Capt. Tommy Potter, a spokesman for the Sheriff’s Office, said he too was “not aware of any specific threats towards Dr. Thornton.”

“At this time there are no investigations being conducted concerning any threats,” Potter said via an email to The Smithfield Times on Oct. 11.

But according to school system spokeswoman Lynn Briggs, Thornton has been in contact with two Sheriff’s Office deputies regarding the alleged threats, which she said were made via email. She identified one officer as Lt. Anthony Edwards, who is listed on the Sheriff’s Office’s website as a member of the agency’s command staff, and the other as Cpl. Alex Johnson.

A Sept. 7 email exchange between Thornton and Edwards acknowledges the Sheriff’s Office as having received a copy of a Sept. 4 email to Thornton signed “Tick tock Jimmy,” which Thornton perceived to be a threat on his life.

According to Briggs, Thornton’s phone number has been added to a 911 watch list, which would report any call from his number as a high priority, and his home is being watched periodically.

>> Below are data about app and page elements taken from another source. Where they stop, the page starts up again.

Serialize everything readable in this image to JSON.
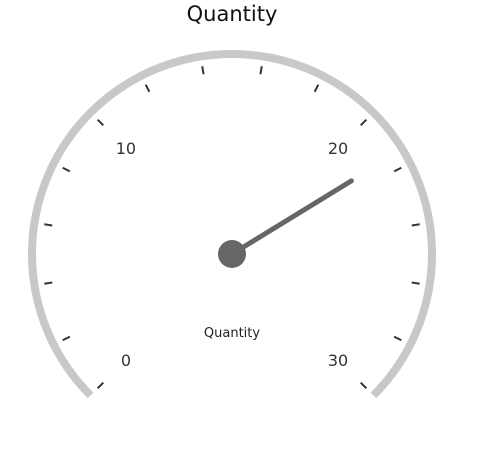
{
  "gauge": {
    "title": "Quantity",
    "caption": "Quantity",
    "min": 0,
    "max": 30,
    "value": 21.5,
    "start_angle_deg": 225,
    "end_angle_deg": -45,
    "major_step": 10,
    "minor_step": 2,
    "major_labels": [
      "0",
      "10",
      "20",
      "30"
    ],
    "colors": {
      "arc": "#c8c8c8",
      "ticks": "#333333",
      "needle": "#666666",
      "labels": "#333333"
    }
  }
}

Email records indicate the same is true for Jones.

Sept. 8 emails to Thornton and Jones from Johnson acknowledge both administrators having also been added to the Sheriff’s Office’s patrol checklist.

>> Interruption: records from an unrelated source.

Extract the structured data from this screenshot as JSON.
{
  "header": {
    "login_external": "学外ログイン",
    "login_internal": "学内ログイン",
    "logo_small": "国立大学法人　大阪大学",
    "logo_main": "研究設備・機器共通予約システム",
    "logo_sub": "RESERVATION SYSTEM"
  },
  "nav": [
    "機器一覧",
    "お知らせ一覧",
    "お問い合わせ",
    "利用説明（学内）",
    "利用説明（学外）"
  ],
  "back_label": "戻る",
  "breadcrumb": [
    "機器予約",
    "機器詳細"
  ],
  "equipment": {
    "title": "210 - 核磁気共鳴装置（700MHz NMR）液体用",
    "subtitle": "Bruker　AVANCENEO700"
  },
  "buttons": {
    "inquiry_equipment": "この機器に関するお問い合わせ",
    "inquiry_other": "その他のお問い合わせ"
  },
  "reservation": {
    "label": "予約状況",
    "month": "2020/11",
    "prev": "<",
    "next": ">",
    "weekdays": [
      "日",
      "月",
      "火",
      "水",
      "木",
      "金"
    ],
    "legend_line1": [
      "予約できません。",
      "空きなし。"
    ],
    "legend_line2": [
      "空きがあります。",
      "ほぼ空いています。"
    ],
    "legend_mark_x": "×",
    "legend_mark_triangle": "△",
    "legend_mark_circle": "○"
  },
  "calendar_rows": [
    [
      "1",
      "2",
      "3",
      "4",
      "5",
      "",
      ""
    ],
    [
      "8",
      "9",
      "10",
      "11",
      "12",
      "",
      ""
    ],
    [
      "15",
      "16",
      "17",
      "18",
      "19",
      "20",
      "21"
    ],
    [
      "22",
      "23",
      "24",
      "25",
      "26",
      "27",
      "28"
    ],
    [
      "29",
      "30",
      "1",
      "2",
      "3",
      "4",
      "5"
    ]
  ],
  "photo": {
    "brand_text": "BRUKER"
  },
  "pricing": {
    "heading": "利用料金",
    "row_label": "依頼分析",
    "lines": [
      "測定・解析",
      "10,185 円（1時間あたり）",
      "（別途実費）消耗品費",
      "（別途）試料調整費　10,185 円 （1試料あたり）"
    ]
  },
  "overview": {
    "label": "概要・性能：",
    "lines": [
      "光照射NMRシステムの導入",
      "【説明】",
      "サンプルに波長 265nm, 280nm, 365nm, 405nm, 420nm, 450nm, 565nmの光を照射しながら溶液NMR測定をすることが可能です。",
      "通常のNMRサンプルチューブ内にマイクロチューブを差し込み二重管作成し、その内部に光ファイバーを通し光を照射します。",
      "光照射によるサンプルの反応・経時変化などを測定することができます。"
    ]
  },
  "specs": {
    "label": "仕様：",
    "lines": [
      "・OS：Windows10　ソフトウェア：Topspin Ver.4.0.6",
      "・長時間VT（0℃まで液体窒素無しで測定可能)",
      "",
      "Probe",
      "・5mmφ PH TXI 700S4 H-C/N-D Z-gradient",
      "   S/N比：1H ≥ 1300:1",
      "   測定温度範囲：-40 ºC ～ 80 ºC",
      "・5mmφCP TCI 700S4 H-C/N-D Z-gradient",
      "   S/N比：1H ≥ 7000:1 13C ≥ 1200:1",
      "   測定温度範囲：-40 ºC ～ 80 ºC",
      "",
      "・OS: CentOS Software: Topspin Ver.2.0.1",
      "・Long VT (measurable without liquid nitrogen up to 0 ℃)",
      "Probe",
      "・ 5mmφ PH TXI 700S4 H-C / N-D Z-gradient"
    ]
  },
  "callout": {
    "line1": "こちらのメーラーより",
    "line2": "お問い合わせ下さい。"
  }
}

“They did investigate the emails and it appears they have been routed somewhere out of the United States … so the Sheriff’s Office is not able to identify the sender,” Briggs said.

“I know of at least one principal that has received a similar message,” Briggs added.

The Sheriff’s Office also increased its presence at the Sept. 9 School Board meeting, Briggs said, after Thornton asked that he and Jones be protected during the meeting and afterward as they were heading back to their cars.

Potter declined to confirm Briggs’ remarks, stating on Oct. 12 only that Thornton “has never filed an official report.”

A pattern of threats against school officials over local policy decisions is emerging nationwide, according to Associated Press reporting.

An Oct. 4 memorandum from U.S. Attorney General Merrick Garland states the federal Department of Justice will “announce a series of measures” to combat the “disturbing spike in harassment, intimidation, and threats of violence against school administrators, board members, teachers and staff.”